■ REQUIRED WORK ■
Scan the following data for lines with "반환청구" and state how many there are, as a number only.

Records drawn from a dataset:
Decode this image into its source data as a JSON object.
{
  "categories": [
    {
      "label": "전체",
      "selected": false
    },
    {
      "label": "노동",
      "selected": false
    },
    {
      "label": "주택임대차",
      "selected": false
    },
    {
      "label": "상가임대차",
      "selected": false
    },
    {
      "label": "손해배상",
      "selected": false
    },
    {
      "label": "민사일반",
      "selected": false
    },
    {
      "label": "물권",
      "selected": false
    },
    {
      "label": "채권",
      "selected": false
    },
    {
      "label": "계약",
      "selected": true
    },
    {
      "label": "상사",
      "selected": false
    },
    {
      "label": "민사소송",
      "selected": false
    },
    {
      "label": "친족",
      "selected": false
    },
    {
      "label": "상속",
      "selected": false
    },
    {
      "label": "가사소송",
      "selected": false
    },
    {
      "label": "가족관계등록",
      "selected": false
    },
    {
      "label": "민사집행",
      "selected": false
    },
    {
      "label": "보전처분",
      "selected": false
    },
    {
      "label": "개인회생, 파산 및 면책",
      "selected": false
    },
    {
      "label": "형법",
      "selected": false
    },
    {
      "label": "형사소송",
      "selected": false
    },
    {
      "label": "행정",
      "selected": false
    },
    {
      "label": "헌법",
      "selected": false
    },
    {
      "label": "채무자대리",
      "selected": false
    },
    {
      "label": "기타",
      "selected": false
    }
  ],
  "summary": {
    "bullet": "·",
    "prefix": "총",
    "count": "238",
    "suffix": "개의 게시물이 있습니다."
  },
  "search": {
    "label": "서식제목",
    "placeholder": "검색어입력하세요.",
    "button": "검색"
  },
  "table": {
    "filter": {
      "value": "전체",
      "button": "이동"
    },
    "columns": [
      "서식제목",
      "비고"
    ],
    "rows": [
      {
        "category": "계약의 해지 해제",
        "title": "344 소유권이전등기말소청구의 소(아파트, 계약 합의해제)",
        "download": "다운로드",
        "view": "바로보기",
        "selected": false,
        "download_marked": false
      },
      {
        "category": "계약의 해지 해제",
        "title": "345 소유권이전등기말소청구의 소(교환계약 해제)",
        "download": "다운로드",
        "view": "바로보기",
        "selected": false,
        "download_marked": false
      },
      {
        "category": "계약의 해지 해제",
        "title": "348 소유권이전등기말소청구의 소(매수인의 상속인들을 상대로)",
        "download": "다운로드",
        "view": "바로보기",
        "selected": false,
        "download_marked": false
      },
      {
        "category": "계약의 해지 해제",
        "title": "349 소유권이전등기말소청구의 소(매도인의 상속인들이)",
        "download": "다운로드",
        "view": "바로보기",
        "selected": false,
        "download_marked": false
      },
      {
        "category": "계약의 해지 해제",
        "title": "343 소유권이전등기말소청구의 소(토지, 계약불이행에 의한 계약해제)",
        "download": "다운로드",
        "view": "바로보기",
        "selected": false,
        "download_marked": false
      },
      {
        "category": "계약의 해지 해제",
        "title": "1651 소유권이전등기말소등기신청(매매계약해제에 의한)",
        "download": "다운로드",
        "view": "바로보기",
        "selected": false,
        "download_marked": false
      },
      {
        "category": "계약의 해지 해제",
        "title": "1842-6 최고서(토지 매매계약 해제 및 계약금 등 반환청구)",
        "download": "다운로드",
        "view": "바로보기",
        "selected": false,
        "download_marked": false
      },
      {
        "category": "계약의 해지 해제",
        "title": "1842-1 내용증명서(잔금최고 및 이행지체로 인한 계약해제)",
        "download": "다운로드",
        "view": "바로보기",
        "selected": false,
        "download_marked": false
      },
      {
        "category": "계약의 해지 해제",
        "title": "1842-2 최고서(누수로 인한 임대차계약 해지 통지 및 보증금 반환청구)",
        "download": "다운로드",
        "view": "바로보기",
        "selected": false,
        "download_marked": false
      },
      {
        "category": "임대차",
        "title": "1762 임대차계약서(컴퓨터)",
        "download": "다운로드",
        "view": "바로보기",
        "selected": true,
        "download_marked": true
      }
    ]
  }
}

■ RESULT FOR THIS TASK ■
2